House Minority Leader Nancy Pelosi (D-Calif.) and Sen. Harry Reid (D-Nev.) are the latest to join the growing backlash against Russia's anti-gay restrictions, which officials have said will be in effect at the Sochi Winter Olympic games.
Russia's decision to criminalize equality is outrageous—worst prejudices shouldn't threaten world's best athletes at #Sochi2014.
— Nancy Pelosi (@NancyPelosi) August 14, 2013
We shouldn’t tolerate discrimination on the basis of sexual orientation in Russia, at Sochi Olympics, or anywhere. http://t.co/WSNP4UOlPG
— Senator Harry Reid (@SenatorReid) August 14, 2013

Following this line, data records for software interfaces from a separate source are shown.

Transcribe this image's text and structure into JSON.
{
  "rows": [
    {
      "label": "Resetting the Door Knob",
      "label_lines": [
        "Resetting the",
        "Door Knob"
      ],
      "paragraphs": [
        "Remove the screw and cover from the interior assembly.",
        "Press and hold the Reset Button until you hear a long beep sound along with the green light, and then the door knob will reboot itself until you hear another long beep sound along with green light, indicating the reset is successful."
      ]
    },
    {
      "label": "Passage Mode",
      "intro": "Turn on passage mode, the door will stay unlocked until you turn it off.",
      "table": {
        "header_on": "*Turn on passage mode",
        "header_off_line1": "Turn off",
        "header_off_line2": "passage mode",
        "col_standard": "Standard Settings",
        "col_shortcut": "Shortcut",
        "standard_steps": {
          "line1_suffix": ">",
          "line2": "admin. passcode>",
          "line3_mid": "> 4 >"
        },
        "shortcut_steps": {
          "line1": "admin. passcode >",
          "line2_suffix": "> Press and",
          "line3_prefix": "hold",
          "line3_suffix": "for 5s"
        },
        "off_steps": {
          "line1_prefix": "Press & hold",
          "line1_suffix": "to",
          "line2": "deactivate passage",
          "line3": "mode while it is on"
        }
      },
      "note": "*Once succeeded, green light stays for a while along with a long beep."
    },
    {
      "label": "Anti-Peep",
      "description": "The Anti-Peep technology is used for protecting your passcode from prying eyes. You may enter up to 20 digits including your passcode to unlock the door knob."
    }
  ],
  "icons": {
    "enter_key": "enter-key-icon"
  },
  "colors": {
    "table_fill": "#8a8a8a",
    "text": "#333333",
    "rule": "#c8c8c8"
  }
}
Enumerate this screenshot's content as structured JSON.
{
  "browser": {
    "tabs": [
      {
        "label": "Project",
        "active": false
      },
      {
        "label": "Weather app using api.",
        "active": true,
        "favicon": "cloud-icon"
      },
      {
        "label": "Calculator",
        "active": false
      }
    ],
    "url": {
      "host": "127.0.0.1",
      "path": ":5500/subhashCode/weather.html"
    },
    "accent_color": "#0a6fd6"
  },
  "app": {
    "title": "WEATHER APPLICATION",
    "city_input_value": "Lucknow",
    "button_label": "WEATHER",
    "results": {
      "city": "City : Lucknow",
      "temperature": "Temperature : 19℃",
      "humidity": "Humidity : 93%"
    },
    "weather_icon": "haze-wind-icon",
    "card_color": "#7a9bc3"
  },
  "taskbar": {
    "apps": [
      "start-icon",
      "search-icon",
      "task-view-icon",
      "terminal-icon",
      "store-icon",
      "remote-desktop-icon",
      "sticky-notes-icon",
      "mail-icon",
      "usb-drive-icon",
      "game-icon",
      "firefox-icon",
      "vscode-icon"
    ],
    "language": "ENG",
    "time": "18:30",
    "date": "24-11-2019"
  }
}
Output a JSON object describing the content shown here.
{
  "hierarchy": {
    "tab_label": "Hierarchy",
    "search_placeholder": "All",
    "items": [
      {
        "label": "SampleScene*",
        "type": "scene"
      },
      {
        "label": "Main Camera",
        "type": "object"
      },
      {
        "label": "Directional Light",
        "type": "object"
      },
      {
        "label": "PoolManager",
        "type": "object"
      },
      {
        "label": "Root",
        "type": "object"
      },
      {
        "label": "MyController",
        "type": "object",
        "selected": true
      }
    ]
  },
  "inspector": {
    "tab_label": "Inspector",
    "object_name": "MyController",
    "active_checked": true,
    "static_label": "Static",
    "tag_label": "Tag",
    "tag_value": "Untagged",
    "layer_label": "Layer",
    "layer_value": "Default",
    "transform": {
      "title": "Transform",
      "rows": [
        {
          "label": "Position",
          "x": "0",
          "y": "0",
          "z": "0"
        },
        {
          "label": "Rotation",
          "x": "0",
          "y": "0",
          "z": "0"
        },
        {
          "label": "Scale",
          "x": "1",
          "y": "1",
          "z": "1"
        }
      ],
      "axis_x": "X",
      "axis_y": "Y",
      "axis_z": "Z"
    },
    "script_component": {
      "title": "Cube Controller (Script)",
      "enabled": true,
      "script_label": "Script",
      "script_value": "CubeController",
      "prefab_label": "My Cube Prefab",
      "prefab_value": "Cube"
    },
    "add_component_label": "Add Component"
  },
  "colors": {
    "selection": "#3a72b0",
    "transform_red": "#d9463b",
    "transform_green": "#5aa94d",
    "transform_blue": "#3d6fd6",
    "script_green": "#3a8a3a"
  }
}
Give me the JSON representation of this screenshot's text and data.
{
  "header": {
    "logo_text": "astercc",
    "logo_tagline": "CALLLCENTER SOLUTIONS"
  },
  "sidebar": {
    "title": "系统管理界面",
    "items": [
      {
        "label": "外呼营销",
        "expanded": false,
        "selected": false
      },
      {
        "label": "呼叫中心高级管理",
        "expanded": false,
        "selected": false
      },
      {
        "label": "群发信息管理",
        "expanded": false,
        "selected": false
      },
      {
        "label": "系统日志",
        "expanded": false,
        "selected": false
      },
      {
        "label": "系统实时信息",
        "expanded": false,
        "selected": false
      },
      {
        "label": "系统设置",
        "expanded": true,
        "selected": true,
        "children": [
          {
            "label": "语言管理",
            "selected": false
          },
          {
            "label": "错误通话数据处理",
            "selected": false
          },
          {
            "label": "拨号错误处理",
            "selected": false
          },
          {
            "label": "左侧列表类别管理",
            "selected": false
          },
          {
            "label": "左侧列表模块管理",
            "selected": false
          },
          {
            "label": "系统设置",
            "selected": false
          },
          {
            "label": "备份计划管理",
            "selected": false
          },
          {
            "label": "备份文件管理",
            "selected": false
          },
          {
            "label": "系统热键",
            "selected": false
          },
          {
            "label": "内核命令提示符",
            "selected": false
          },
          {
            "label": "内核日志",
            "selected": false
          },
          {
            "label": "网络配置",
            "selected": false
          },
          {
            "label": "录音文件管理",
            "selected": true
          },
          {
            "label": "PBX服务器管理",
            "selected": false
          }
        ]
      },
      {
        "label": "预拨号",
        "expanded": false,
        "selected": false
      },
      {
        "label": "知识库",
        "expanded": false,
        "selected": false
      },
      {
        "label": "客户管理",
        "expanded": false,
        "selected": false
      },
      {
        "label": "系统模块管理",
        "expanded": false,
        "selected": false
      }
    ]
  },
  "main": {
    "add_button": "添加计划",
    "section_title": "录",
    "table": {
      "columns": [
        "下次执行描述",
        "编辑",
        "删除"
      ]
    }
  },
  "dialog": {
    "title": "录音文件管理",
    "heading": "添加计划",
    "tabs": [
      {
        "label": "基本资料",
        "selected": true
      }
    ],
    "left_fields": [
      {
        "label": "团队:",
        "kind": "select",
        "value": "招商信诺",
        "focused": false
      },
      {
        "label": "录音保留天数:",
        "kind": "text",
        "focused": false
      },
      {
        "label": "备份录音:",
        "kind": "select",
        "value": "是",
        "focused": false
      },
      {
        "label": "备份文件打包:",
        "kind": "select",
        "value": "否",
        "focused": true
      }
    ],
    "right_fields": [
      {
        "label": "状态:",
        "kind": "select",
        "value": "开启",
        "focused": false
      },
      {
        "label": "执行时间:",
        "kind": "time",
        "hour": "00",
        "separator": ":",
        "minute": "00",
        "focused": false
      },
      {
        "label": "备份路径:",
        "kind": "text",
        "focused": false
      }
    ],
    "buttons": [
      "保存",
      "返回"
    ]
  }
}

The controversial law enacting many of the restrictions, signed by President Vladimir Putin in June, strictly prohibits anything that could be deemed "propaganda of nontraditional sexual relations" and subjects participants in gay pride rallies to steep fines for noncompliance.
Despite widespread condemnation of the restrictions, Russian authorities confirmed on Tuesday that the law would be upheld for the duration of the winter games.
While the law remains intact, a statement issued by the Russian Interior Ministry tried to put to rest any accusations of discrimination.
"Any discussion on violating the rights of representatives of nontraditional sexual orientations, stopping them from taking part in the Olympic Games or discrimination of athletes and guests of the Olympics according to their sexual orientation is totally unfounded and contrived," it said.
Alexander Zhukov, head of Russia's National Olympic Committee, further assured concerned viewers that participants should have no fear, so long as any "nontraditional" sexual preferences are kept mum. "If a person does not put across his views in the presence of children, no measures against him can be taken," he said.
LGBTQ advocates like gay U.S. figure skater Johnny Weir, however, remain unconvinced.
The controversy has led Sen. Jeff Merkley (D-Ore.) to draft a forthcoming resolution in protest of the law. The resolution, Merkley's spokesperson Jamal Raad told Buzzfeed, will call on the International Olympic Committee to both oppose the law as an entity, and also secure a guarantee that athletes and spectators alike will not be discriminated against at the games.